Excerpts from an interface dataset -

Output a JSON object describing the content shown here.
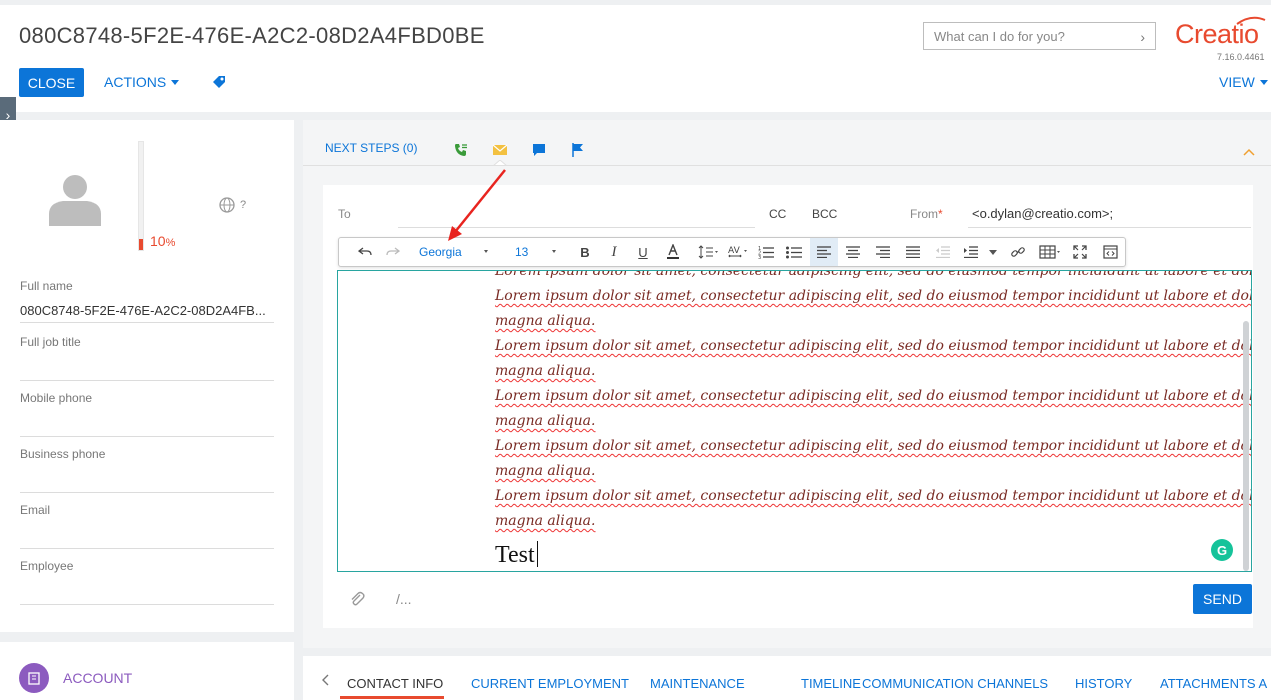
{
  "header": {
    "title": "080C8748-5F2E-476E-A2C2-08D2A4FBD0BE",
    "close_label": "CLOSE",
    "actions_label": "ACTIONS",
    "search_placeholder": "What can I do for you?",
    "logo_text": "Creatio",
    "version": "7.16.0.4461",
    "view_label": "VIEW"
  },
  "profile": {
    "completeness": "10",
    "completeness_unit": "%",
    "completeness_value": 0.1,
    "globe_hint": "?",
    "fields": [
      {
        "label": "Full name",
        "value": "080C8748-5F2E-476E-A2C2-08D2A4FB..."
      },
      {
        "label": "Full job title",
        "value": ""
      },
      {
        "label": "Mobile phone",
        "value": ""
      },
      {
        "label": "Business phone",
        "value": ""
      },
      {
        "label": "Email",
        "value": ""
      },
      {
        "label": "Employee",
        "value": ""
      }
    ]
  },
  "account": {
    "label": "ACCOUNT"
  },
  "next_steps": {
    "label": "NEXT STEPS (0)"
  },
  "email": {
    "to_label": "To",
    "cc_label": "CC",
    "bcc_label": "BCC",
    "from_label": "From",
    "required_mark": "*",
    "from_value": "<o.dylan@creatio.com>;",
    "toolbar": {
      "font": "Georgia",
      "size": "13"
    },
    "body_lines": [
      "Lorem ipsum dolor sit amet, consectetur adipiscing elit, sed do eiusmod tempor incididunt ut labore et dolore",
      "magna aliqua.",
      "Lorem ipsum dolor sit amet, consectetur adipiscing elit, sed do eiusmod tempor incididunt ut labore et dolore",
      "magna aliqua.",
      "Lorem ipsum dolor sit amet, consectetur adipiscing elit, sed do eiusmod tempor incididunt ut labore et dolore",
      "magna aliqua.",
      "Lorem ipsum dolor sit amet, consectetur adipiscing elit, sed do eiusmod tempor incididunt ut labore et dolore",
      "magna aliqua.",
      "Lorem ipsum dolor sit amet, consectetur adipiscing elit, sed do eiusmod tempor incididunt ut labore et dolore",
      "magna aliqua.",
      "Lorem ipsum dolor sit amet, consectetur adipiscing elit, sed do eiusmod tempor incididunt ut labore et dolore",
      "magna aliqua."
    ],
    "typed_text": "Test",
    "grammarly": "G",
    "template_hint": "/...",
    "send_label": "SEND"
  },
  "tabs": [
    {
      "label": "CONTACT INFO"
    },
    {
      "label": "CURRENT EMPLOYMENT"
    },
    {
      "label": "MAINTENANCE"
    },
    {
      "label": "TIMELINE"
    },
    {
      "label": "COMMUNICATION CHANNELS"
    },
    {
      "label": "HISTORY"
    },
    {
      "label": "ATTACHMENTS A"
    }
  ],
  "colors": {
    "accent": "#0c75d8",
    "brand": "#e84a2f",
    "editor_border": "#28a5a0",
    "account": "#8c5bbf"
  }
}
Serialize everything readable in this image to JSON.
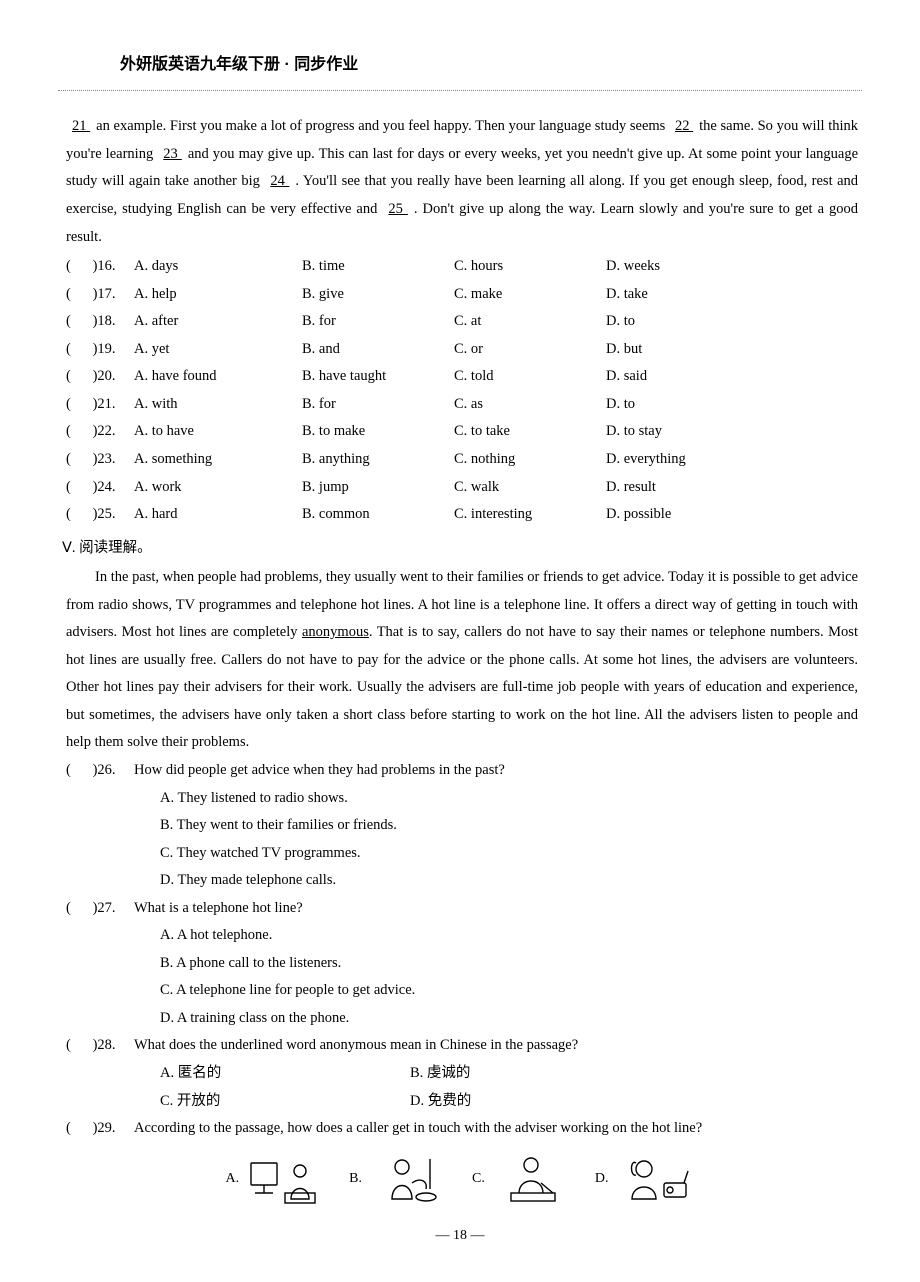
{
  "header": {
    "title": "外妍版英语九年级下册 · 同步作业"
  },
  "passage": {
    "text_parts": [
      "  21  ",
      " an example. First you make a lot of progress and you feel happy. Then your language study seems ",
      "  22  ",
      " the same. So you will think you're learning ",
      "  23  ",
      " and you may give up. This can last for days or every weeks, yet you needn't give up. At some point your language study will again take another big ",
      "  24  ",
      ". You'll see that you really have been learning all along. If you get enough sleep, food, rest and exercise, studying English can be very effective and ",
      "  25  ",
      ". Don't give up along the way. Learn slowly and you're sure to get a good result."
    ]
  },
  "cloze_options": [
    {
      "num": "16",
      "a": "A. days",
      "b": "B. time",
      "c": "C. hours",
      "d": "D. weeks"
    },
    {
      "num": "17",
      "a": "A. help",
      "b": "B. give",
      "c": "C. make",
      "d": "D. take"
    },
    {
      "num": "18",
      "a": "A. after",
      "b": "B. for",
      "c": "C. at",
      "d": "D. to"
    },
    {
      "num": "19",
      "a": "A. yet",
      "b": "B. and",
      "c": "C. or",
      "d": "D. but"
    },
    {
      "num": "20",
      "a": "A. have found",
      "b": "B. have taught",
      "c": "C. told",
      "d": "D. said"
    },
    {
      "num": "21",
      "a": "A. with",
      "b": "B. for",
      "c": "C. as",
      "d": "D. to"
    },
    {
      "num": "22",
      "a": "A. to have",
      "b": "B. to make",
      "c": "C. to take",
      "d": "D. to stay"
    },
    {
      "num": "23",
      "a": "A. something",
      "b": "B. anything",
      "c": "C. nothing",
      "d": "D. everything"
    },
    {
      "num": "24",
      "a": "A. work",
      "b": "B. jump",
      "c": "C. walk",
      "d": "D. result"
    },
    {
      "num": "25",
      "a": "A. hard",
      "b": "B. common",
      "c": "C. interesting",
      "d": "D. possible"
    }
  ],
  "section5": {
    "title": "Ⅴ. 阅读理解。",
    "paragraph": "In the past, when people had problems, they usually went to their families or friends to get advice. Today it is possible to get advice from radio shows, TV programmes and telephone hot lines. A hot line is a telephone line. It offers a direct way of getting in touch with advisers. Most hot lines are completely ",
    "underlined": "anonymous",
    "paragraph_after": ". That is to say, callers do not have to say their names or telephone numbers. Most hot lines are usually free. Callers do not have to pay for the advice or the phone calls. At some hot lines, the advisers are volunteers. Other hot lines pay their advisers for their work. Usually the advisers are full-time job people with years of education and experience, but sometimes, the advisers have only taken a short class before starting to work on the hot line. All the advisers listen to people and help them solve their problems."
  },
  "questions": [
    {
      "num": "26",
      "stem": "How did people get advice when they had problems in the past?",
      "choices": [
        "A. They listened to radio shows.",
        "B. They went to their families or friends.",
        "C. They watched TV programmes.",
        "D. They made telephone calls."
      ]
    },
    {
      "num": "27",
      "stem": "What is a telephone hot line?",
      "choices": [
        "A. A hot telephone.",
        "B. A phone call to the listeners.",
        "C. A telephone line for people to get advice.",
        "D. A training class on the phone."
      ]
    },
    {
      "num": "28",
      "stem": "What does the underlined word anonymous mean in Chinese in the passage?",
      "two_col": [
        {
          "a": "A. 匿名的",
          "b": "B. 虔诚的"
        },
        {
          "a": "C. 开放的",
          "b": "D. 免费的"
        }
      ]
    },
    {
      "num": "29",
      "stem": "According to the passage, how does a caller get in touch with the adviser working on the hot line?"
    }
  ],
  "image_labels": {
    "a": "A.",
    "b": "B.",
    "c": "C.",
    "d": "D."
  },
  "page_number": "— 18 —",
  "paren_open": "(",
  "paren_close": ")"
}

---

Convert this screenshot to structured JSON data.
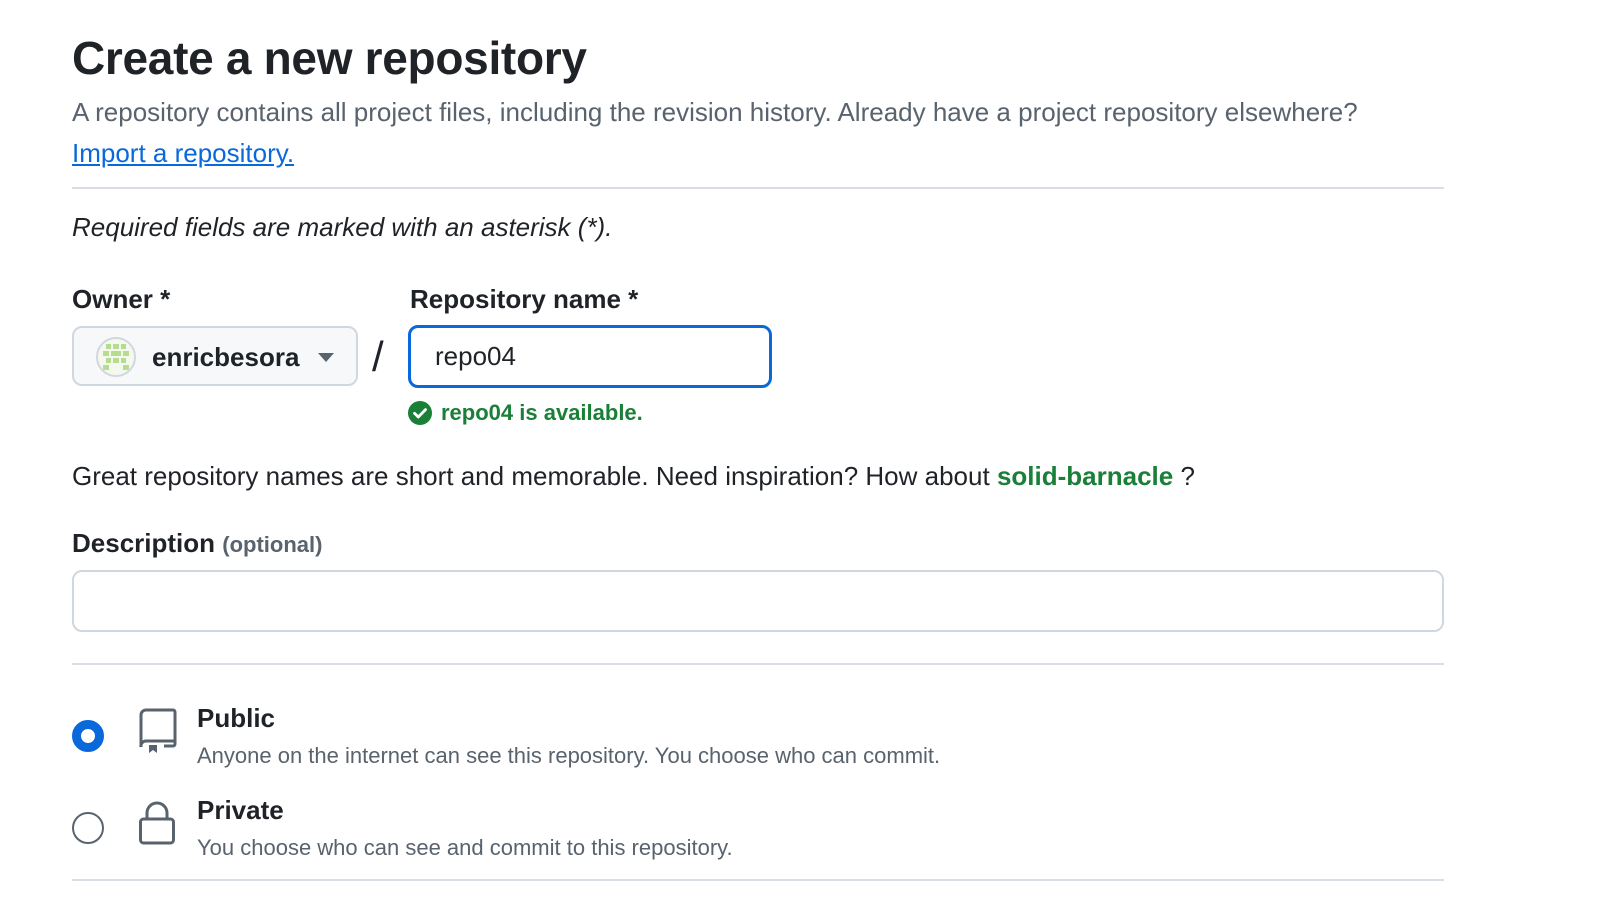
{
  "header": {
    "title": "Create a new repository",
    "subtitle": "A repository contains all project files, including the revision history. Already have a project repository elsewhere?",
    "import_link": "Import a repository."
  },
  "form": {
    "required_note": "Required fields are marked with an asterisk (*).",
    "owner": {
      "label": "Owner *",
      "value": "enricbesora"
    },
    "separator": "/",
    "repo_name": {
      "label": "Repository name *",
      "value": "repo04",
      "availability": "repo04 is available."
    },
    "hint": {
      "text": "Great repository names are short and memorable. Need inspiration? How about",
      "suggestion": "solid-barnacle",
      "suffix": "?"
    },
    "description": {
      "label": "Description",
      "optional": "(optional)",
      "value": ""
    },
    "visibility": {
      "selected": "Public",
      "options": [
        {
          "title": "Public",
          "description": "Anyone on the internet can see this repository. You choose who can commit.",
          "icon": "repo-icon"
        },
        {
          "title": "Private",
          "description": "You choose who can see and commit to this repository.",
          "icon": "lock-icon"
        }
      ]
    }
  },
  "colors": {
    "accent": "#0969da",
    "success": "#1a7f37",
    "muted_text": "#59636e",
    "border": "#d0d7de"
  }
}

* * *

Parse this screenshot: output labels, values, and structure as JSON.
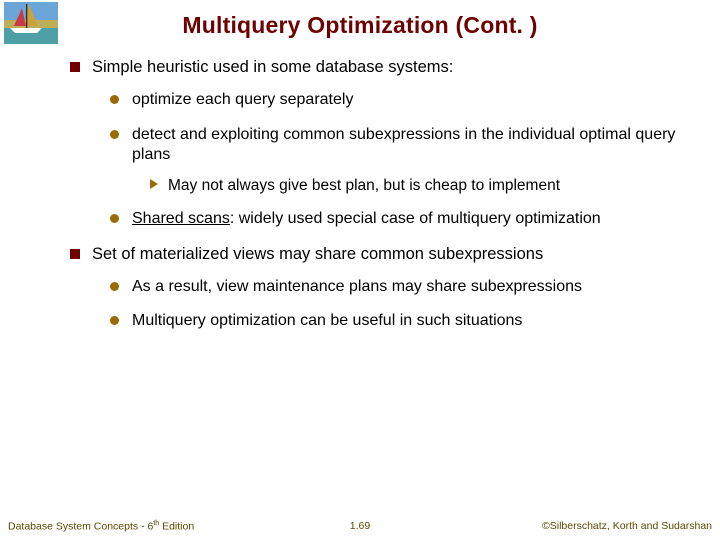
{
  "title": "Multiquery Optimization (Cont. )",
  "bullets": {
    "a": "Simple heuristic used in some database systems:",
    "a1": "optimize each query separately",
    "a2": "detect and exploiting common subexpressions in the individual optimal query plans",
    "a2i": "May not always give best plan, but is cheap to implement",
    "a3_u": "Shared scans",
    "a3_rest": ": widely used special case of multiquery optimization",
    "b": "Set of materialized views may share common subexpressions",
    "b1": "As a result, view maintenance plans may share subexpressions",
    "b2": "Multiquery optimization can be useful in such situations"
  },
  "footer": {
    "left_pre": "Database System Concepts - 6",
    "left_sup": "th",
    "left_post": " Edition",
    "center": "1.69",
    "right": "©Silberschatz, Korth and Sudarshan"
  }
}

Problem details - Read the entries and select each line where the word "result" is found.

Response to the task -
      ". Don't give up along the way. Learn slowly and you're sure to get a good result."
      "d": "D. result"
    "b1": "As a result, view maintenance plans may share subexpressions",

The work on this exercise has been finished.